• **Exercise**:
How many lines below contain the word "this"? Give only the number.

###

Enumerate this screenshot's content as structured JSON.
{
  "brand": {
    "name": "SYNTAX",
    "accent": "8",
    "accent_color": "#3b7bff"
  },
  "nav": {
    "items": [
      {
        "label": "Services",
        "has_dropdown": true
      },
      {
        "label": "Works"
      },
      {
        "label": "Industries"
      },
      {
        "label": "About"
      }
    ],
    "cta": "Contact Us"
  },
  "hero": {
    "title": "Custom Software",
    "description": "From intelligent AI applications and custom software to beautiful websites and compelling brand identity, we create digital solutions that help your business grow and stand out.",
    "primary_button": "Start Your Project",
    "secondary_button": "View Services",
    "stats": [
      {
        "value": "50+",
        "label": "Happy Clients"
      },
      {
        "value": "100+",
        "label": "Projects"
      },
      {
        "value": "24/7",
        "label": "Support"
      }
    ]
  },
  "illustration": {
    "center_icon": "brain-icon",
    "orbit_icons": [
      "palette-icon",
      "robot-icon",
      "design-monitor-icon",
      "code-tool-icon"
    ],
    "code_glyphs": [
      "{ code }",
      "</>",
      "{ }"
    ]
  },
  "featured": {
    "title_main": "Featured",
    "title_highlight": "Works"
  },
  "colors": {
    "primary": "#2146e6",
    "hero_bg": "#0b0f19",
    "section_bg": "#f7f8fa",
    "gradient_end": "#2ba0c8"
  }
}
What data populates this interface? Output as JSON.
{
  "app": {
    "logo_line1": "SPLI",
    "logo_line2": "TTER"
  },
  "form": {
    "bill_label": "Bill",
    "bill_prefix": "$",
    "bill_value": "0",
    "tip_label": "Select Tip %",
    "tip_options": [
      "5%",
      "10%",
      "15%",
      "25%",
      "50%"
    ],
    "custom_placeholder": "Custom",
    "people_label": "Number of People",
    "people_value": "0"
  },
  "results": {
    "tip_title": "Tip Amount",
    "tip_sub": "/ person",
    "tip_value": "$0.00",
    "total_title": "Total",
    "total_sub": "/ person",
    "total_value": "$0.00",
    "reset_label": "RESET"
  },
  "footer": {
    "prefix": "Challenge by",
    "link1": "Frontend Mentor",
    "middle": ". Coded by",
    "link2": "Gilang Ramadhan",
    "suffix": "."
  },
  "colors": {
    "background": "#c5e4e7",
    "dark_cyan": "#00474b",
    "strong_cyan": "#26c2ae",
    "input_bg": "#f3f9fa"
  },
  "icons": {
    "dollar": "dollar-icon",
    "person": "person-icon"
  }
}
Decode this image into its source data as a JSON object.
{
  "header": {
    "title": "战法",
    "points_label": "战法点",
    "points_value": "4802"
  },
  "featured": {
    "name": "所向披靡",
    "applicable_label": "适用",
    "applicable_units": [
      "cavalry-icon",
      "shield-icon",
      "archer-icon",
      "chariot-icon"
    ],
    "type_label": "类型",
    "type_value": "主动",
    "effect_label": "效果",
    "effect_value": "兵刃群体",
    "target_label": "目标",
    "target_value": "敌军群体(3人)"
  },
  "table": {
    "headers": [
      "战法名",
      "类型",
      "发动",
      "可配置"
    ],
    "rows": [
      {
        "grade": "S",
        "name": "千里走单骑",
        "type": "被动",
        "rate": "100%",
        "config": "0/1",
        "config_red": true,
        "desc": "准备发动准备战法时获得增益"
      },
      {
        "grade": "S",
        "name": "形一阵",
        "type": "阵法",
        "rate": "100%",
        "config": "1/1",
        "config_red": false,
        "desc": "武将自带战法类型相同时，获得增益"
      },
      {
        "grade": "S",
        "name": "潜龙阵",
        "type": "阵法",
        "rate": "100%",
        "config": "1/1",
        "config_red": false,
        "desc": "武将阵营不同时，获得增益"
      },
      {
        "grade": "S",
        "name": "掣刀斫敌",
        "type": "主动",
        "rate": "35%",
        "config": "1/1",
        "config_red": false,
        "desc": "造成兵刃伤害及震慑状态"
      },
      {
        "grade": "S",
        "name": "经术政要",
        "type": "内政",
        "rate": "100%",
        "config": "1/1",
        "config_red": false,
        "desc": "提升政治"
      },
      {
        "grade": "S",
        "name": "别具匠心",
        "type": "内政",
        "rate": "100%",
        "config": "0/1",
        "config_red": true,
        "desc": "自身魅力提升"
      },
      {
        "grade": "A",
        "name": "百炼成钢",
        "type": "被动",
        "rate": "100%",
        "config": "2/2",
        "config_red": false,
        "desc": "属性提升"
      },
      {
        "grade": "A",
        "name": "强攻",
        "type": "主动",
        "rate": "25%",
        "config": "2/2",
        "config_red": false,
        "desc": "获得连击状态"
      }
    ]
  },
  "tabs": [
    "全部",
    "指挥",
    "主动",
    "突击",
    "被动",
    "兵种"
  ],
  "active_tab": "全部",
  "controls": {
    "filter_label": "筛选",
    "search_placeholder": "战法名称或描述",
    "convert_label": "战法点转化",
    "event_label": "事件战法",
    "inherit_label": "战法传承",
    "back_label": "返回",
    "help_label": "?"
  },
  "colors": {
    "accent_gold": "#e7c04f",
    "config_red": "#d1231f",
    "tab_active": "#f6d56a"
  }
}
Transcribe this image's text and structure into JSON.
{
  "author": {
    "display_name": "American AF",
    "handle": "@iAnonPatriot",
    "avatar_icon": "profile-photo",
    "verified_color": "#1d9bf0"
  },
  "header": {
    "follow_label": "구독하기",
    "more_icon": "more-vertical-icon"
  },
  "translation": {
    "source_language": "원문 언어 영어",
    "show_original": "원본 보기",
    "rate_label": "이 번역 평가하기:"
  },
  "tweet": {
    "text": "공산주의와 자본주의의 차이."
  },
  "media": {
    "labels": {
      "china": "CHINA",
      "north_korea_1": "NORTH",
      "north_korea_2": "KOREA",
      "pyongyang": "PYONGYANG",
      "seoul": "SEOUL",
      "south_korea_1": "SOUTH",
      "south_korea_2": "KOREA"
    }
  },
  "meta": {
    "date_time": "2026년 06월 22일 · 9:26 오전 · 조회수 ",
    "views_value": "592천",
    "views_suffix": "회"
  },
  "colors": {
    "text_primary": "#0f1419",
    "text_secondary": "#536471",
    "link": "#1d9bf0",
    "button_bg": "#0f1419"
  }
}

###

• **Exercise output**:
4